Data excerpts Start Marker

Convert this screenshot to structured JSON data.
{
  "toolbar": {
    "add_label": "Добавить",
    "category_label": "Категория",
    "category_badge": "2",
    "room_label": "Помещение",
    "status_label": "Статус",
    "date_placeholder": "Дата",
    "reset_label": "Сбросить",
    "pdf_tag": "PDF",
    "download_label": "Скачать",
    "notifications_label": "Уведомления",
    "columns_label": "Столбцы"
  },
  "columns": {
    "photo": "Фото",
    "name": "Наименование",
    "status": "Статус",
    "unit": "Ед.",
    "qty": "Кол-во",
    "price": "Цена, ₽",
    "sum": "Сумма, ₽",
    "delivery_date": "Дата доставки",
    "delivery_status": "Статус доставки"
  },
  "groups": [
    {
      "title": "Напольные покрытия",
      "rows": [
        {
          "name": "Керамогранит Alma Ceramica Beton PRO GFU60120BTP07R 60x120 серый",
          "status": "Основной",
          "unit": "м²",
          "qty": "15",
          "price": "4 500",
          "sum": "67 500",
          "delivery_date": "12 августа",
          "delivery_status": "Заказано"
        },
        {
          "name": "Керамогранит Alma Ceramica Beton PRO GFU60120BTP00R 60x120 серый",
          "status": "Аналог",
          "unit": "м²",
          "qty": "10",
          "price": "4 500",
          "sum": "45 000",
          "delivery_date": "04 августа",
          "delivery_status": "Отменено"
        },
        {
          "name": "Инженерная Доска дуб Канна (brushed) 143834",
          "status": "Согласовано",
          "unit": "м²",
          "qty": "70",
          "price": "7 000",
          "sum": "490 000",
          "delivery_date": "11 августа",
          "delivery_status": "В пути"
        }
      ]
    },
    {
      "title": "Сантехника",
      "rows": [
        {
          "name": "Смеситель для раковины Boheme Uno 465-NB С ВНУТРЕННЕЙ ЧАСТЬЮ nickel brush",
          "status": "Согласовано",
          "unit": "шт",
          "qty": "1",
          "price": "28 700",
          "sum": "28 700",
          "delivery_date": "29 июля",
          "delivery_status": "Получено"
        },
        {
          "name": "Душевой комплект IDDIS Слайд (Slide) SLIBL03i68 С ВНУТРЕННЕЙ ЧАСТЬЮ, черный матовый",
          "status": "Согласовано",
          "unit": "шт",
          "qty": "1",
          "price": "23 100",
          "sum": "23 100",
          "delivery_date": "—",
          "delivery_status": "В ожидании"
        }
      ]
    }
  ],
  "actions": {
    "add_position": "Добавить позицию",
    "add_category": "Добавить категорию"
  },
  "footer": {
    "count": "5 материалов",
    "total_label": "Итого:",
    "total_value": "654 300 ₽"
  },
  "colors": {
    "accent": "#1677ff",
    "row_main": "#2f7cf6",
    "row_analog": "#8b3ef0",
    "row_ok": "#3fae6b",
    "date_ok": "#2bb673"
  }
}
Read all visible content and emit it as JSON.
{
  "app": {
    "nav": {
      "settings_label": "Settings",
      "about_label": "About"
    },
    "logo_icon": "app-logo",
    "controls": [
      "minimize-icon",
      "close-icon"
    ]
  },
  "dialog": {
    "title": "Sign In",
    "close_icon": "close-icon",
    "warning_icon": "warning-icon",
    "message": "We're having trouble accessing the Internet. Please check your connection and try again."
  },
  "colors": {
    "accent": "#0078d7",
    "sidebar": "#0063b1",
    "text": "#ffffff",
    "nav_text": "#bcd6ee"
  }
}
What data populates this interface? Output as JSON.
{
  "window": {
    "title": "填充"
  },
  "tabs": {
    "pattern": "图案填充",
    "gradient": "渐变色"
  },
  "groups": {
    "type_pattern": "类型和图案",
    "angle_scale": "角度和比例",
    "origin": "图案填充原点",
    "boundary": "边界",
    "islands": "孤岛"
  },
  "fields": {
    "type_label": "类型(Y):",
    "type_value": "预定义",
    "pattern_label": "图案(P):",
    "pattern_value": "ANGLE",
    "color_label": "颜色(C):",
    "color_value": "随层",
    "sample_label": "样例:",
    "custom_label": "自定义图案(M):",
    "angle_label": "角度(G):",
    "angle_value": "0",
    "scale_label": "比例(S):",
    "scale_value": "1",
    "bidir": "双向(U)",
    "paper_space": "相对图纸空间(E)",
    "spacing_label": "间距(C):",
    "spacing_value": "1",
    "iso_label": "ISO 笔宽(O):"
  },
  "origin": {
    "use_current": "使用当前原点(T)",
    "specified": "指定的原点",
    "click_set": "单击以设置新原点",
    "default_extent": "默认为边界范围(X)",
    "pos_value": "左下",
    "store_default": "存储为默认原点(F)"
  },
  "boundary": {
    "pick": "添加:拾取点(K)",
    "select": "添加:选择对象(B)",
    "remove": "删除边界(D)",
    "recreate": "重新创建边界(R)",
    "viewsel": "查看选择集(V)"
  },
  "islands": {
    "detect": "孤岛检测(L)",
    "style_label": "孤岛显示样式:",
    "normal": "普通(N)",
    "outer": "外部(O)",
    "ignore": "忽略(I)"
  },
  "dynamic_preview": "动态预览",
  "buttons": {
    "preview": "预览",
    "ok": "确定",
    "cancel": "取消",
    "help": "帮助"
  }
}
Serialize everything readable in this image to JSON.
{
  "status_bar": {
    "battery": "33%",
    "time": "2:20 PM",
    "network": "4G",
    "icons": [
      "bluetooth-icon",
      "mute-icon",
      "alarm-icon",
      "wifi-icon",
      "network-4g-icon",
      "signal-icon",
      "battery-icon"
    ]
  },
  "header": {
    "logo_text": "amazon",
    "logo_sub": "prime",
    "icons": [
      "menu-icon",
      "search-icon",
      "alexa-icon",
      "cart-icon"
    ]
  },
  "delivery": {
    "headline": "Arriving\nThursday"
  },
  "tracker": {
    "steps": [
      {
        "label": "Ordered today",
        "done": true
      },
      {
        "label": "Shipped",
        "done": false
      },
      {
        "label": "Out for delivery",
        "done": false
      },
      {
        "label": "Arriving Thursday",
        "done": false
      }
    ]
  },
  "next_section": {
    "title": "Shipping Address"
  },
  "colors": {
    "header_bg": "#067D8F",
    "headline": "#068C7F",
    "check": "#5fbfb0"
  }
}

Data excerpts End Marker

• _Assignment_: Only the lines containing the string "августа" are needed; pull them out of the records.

• _Exercise output_:
          "delivery_date": "12 августа",
          "delivery_date": "04 августа",
          "delivery_date": "11 августа",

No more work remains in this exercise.